  14. A gentle reminder, this part of the forum is for success stories. PS Joshua - great point, so true.
  15. PJ

    Being fair to myself
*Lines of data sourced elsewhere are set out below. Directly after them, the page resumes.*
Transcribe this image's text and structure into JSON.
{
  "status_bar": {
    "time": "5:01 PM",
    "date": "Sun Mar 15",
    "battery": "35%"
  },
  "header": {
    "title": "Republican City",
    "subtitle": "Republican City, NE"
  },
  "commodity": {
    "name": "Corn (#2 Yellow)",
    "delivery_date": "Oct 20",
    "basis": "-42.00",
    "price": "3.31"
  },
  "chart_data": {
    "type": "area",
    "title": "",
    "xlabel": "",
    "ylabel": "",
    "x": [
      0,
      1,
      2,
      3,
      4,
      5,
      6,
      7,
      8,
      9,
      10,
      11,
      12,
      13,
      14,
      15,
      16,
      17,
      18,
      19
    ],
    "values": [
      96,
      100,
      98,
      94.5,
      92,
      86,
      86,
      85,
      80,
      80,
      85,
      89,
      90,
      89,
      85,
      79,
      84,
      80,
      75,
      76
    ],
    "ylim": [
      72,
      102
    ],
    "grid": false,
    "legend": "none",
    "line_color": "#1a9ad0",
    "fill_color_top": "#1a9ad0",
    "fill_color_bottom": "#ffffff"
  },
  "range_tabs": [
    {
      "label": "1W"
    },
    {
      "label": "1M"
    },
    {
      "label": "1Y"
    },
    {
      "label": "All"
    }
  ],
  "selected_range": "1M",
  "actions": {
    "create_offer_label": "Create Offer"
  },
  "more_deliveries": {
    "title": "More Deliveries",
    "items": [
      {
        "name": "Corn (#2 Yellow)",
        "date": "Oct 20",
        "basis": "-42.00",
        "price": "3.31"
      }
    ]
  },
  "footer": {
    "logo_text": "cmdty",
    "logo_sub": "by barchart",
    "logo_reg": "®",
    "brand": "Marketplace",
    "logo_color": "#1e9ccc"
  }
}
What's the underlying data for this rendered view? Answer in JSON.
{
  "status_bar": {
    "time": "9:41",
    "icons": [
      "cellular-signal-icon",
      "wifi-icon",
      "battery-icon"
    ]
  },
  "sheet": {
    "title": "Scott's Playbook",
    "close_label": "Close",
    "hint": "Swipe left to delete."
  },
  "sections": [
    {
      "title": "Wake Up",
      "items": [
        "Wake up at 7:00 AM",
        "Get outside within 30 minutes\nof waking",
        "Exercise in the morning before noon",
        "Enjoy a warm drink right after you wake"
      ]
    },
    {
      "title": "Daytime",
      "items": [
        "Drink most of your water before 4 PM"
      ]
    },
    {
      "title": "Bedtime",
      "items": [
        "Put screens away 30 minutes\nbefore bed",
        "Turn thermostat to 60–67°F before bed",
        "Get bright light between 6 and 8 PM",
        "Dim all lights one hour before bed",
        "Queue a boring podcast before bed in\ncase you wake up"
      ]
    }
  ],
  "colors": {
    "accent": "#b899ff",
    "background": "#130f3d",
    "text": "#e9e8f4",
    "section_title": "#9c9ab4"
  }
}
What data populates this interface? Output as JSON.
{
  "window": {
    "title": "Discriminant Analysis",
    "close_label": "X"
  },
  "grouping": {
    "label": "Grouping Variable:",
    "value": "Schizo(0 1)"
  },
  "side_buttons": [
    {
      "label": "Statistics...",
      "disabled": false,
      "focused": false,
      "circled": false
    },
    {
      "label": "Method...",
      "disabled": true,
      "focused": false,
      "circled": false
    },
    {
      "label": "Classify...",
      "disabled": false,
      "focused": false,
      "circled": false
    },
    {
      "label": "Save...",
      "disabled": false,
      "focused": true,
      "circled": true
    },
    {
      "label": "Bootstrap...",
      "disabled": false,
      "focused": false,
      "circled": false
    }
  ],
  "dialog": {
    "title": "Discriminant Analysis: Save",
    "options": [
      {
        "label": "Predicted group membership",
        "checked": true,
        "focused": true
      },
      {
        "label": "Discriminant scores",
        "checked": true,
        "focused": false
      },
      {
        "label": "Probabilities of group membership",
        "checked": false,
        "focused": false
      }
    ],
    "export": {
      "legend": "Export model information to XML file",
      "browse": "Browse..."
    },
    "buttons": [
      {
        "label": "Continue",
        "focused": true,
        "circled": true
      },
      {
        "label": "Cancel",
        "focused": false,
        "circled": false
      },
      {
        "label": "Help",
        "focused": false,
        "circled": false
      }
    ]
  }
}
    Hi Nanook Based on what you say in this post, and from personal experience (rather than as a expert therapist, which I am not!), I find it interesting that he doesn't try and appease/reassure you when he says that he didn't think about how you feel or think it was wrong. That makes me think he is telling the truth. I wonder, and everyone is different, whether he was addicted but is now in recovery, even if he doesn't call it that? It could last indefinitely but he would have a better chance of that if he did see it as an addiction and looked at the causes, had some support and made various changes to his life. You aren't being selfish at all. However addicts are very selfish and they lose their moral compass. Addicts it seems to me are actually very conflicted - deep down they often know what they are doing is wrong/shameful - that is why they keep it a secret. The problem is that they can't see a way out. They can't stop doing what they are doing - so they bury/deny/split off that part of their psyche that tells them it is wrong. It goes very deep it seems to me. The encouraging thing is that he now sees that and is 6 months into recovery (although he doesn't see it like that). That is basis for real hope. If he subsequently slips, that might be the moment to raise the question of addiction with him again. Given you have had the conversation already and he doesn't see it, I wouldn't I think raise it again - but that is up to you. If he doesn't slip, then perhaps he is right - he wasn't addicted, and even if he was - he has come free. Paula has written a very helpful book for partners of addicts - I would recommend it. I hope that is helpful. PJ